Chroma key compositing, or chroma keying, is a special effects / post-production technique for compositing (layering) two images or video streams together based on color hues (chroma range). The technique has been used heavily in many fields to remove a background from the subject of a photo or video – particularly the newscasting, motion picture and videogame industries. A color range in the foreground footage is made transparent, allowing separately filmed background footage or a static image to be inserted into the scene. The chroma keying technique is commonly used in video production and post-production.

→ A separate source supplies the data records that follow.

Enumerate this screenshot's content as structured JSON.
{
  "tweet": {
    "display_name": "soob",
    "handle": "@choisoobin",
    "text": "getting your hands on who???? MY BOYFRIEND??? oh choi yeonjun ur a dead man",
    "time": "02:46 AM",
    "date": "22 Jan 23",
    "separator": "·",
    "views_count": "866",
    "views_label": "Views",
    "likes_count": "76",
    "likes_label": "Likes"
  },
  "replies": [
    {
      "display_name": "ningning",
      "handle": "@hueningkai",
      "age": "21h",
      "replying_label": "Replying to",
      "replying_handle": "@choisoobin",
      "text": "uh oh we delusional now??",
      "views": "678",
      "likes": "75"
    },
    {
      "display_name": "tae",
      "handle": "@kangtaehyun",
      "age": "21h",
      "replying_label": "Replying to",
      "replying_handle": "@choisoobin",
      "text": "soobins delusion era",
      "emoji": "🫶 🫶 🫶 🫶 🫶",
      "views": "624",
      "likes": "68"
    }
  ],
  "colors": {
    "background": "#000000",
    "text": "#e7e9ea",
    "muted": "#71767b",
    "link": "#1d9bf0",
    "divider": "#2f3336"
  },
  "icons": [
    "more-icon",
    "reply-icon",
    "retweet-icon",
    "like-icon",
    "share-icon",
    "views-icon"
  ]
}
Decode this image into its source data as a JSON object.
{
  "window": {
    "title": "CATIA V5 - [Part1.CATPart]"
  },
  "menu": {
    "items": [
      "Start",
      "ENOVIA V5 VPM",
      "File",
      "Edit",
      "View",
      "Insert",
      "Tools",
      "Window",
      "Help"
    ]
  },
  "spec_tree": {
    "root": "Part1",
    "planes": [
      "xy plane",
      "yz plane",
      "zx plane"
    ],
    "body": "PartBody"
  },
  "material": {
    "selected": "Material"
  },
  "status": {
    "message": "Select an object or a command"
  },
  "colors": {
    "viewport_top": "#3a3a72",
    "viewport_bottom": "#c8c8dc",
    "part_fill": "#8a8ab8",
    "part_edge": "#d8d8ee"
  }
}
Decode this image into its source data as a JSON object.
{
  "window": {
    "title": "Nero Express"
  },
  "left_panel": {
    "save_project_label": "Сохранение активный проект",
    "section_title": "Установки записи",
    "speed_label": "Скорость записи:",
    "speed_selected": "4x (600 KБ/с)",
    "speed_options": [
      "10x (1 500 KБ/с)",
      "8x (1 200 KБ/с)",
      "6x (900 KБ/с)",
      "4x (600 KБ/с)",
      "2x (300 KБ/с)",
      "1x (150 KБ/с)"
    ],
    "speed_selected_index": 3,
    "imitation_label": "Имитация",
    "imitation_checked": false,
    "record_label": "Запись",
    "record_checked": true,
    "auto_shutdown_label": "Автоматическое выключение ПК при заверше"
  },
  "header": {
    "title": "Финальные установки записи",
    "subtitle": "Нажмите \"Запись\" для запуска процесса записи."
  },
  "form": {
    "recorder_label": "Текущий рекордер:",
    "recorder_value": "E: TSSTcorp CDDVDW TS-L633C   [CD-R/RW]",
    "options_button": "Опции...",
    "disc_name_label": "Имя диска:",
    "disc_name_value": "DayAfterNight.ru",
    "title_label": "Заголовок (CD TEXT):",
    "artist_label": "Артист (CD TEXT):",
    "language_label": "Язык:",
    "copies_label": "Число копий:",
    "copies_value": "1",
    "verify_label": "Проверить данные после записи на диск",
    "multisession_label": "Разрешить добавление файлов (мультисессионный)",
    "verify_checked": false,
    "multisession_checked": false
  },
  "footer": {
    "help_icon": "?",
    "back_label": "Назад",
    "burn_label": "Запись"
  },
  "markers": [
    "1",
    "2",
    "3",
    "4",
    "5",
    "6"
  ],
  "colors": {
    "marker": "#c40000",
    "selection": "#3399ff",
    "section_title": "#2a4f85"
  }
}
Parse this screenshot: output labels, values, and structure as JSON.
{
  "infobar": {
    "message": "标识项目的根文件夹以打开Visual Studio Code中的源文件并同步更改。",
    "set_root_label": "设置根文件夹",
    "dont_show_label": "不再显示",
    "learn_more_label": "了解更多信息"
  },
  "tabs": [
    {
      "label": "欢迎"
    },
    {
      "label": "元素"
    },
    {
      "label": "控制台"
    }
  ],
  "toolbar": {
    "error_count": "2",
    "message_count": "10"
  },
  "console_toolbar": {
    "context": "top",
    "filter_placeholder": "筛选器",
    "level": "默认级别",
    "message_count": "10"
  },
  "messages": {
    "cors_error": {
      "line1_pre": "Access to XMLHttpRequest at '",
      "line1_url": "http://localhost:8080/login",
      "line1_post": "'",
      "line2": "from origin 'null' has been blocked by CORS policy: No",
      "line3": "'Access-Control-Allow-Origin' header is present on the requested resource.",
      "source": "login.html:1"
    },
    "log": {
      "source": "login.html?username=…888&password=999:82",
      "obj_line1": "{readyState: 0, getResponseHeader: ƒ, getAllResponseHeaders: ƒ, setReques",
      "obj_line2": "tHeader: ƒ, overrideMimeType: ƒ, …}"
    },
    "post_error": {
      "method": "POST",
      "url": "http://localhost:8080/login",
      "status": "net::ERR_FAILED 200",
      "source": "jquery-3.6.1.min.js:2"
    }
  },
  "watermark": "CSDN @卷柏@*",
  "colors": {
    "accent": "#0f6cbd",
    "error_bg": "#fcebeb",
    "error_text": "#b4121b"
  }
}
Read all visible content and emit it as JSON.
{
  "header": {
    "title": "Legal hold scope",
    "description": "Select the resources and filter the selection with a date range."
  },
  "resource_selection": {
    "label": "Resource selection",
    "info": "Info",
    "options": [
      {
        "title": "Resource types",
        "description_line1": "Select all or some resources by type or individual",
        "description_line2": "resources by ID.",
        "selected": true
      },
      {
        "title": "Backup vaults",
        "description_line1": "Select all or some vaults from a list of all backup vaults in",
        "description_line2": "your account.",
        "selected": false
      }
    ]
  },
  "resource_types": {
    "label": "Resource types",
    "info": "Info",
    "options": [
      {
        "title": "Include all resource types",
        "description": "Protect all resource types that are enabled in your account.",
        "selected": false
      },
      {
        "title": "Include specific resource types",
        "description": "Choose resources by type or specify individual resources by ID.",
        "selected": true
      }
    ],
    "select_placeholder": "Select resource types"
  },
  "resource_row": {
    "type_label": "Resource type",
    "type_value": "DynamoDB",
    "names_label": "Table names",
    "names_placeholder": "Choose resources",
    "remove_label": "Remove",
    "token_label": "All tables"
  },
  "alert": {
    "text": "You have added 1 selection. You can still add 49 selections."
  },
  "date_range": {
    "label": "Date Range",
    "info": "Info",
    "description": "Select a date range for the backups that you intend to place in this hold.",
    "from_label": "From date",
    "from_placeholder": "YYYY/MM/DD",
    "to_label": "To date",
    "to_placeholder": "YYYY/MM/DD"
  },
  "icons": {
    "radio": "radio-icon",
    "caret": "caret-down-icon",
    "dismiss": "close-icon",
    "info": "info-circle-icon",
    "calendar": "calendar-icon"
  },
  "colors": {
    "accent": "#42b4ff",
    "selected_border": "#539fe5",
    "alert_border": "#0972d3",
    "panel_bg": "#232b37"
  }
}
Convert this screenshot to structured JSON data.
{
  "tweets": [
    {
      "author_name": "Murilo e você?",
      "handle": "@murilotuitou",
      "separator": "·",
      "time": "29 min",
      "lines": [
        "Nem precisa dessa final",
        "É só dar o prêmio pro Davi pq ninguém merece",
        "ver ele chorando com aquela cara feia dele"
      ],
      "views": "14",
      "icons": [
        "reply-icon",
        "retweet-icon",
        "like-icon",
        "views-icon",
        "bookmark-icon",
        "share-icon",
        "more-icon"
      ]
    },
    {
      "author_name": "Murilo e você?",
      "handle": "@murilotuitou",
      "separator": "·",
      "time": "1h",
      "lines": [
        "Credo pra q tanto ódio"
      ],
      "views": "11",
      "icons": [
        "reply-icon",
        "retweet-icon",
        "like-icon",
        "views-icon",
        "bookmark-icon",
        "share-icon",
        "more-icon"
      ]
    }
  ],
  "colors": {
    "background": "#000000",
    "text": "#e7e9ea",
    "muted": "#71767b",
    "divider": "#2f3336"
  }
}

This technique is also referred to as color keying, colour-separation overlay (CSO; primarily by the BBC), or by various terms for specific color-related variants such as green screen, and blue screen – chroma keying can be done with backgrounds of any color that are uniform and distinct, but green and blue backgrounds are more commonly used because they differ most distinctly in hue from most human skin colors. No part of the subject being filmed or photographed may duplicate the color used as the backing.